The problem:
Say how many of the lines below hold "推送消息到手机", writing the number and nothing more.

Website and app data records
*****

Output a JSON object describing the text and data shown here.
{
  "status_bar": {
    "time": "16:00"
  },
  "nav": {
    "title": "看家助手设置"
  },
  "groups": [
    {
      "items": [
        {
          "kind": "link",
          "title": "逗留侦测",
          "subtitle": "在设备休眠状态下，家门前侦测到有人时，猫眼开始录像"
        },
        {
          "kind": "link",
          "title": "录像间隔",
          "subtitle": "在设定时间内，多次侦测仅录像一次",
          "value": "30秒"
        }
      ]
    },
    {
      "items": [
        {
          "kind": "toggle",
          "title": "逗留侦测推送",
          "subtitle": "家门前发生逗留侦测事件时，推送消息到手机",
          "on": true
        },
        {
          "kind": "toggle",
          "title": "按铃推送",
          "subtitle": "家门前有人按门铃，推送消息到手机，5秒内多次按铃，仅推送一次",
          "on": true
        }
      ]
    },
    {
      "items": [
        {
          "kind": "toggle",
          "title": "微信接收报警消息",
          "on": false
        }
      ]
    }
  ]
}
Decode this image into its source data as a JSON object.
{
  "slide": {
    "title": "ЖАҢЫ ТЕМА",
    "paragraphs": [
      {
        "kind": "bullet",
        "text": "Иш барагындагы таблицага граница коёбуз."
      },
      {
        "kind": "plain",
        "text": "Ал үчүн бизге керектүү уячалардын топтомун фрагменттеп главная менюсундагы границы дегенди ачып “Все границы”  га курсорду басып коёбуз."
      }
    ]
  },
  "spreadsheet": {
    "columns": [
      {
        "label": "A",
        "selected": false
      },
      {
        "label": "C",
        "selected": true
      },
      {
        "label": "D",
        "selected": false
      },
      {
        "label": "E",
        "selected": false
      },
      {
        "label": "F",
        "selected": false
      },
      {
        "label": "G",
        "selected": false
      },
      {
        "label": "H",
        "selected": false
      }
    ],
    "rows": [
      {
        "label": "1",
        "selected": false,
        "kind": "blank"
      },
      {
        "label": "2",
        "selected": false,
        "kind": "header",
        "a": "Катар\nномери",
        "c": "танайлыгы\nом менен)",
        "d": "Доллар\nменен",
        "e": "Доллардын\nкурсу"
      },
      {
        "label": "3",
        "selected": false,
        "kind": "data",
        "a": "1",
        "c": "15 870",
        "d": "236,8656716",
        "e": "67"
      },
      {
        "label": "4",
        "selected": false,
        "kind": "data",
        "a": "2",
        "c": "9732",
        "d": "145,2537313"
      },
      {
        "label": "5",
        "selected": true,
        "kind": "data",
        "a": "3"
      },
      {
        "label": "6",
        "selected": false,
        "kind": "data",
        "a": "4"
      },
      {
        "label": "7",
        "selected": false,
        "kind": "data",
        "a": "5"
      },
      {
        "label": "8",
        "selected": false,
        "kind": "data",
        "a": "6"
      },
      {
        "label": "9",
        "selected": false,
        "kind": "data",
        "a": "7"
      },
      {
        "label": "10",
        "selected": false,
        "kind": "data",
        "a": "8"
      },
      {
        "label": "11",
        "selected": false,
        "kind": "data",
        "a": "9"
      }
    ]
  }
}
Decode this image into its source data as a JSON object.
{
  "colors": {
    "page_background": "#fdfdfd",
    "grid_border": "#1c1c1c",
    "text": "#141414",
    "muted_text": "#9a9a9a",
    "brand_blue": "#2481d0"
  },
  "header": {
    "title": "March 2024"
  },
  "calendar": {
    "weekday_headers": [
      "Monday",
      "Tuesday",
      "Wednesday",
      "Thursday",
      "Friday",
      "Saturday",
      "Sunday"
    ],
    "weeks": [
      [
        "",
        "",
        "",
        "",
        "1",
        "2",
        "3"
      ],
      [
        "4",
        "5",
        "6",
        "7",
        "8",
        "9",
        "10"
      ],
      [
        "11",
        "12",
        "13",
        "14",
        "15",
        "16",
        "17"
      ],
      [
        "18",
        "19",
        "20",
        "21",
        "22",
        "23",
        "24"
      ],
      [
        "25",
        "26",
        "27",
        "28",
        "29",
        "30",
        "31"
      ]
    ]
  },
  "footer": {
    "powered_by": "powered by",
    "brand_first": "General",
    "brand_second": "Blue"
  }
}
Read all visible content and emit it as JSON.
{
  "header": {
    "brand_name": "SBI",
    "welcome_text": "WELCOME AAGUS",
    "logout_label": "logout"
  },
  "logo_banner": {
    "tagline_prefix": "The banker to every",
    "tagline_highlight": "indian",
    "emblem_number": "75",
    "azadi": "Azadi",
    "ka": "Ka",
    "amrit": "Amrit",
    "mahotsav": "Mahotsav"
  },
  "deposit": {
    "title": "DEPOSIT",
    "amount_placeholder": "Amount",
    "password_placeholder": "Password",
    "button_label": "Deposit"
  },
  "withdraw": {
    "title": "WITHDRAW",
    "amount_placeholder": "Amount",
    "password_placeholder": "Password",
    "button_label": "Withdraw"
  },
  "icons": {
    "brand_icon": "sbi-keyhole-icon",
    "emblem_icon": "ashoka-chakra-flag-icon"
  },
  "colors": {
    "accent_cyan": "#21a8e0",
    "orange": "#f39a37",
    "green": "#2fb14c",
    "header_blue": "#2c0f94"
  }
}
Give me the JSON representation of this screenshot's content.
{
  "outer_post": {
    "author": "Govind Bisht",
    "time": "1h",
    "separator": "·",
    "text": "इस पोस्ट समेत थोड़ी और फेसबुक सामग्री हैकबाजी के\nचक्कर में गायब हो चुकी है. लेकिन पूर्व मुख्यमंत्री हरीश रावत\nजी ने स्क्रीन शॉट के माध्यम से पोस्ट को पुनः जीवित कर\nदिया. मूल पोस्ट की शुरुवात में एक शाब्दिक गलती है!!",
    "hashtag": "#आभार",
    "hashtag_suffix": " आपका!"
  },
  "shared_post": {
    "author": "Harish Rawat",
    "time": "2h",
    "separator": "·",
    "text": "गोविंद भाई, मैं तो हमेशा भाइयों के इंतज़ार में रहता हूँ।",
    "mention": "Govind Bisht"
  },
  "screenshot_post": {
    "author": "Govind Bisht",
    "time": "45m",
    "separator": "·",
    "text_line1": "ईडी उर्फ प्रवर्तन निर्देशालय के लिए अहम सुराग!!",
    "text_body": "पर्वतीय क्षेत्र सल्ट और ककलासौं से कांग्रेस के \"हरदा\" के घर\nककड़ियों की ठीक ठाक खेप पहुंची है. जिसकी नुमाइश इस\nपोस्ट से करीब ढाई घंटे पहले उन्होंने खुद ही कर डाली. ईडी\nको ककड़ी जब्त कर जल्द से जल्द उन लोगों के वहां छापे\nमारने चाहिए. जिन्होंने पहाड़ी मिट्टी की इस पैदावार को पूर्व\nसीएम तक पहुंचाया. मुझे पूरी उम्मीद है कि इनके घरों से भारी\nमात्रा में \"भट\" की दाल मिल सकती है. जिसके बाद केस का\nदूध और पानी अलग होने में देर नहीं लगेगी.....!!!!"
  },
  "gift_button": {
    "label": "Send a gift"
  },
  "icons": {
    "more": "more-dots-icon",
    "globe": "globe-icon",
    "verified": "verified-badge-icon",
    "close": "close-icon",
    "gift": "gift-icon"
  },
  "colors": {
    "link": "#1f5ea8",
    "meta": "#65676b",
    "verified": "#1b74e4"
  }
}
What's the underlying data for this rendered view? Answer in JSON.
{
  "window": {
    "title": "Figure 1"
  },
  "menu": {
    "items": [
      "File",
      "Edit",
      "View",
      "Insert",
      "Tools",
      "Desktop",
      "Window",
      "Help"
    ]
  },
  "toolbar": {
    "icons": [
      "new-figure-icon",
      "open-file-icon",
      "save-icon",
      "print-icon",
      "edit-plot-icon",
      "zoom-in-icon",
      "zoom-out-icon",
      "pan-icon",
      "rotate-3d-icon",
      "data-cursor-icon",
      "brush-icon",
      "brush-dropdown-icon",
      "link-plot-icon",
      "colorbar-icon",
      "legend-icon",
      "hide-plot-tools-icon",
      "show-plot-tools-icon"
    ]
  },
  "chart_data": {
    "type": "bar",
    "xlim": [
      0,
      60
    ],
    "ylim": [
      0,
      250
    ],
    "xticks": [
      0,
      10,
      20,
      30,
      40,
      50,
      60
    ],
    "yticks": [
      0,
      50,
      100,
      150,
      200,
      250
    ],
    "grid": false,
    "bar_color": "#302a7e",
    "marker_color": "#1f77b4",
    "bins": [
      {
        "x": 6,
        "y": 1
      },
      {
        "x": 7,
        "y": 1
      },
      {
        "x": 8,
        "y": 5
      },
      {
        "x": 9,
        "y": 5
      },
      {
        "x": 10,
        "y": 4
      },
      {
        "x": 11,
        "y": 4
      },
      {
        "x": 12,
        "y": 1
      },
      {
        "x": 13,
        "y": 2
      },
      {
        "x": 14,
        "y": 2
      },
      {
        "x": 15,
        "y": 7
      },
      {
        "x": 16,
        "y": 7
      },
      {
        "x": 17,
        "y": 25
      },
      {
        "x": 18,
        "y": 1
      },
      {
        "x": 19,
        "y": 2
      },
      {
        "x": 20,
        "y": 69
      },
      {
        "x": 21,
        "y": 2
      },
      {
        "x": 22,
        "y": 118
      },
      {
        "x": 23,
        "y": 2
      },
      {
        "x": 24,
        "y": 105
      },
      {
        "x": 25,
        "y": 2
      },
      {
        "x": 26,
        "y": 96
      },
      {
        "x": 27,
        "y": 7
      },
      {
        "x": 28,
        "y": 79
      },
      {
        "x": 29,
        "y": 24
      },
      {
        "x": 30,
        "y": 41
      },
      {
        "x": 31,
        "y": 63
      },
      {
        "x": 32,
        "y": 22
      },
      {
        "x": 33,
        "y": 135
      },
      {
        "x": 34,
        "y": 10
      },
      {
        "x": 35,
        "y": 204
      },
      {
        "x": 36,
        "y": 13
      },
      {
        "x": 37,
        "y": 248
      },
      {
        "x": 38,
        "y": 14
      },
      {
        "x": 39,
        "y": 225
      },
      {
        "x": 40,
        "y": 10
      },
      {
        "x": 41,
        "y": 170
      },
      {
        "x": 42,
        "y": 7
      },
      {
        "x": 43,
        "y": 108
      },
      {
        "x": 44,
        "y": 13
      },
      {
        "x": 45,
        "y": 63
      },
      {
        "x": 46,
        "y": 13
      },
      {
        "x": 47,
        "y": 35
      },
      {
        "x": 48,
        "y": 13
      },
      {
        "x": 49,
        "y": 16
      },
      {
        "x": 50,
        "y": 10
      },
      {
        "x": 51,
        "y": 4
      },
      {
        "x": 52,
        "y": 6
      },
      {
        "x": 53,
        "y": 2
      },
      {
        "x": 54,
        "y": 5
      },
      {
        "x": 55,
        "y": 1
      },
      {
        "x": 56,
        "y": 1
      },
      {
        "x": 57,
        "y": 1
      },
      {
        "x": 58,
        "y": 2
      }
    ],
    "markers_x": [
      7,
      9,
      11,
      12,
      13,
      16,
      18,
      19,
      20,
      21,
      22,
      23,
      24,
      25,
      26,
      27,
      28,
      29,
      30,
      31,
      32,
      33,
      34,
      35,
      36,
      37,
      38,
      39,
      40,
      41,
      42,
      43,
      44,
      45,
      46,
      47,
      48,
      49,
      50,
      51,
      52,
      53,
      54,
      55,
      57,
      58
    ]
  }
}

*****

Solved problem:
2